'This subroutine displays a message box containing the file path it is executed/called with Sub FilePathMessageBox(FilePath As String) MsgBox FilePath End Sub
The above function and subroutine have arugments – in the function they are called number1 and number2 and represent variables we wish to operate on within our function. Sometimes arugments are called Parameters.
Properties belong to Objects, (see the Details- Variables section), and are used to access variables that belong to that object. We saw one earlier when we accessed the Building property of the Tas3D document we created.
For more indepth information check out excel-easy.
Details - Variables & Objects
When a computer program is running, the computer program stores data in the computers memory. As a programmer, if you want to store data in memory and access it when your program is running, you can do so with Variables.
Lets look at the following simple macro:
Sub StringVariable() Dim FirstName As String FirstName = Cells(1, 1) MsgBox FirstName End Sub
Here, we’re creating a String variable calle FirstName, and setting its value to whatever is in cell A1 in the current Excel spreadsheet.
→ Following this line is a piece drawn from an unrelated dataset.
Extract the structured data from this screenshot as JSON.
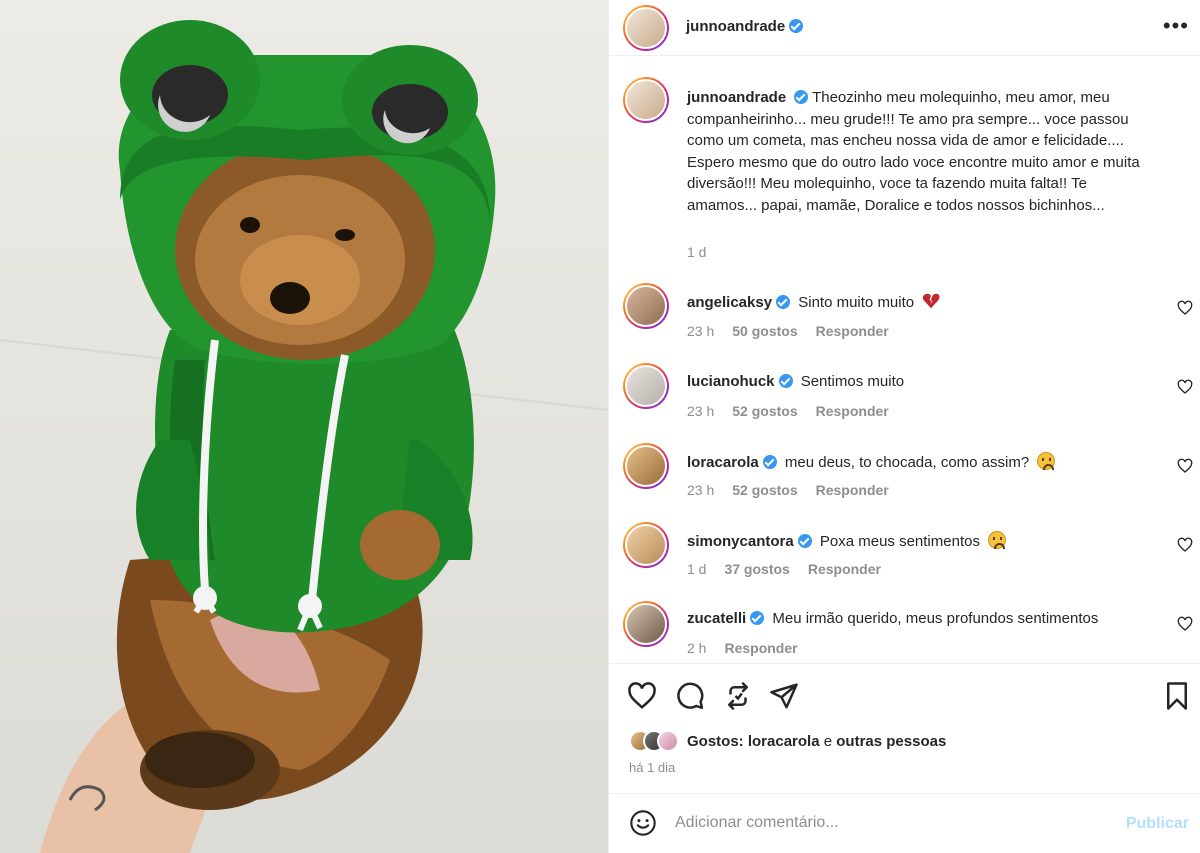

We then display a messagebox showing the value of that String:
This enables us to react dynamically to the data we have and make our macro operate accordingly.
I mentioned earlier that there are two broad types of variable – primitive variables and object reference varables. Primitive variables store simple values – things like text and numbers. Object reference variables store a reference to an Object – an Object is just a group of reference variables and possibly some functions associated with them.
- Integer – stores whole numbers, example- 56, -2, 12
- Single – stores small decimal numbers – 12.5, 8.0, 12.2545, -45.32
- Double – stores decimal numbers with more accuracy – 34.32234543476767
- Boolean – stores true/false values.
Non Primitive Variables
- String – stores text, example – “Hello, there!”
If you’ve made it this far and you’re still with me, well done! In the next lesson, we’ll make a macro that writes zone names to an existing 3D modeller file!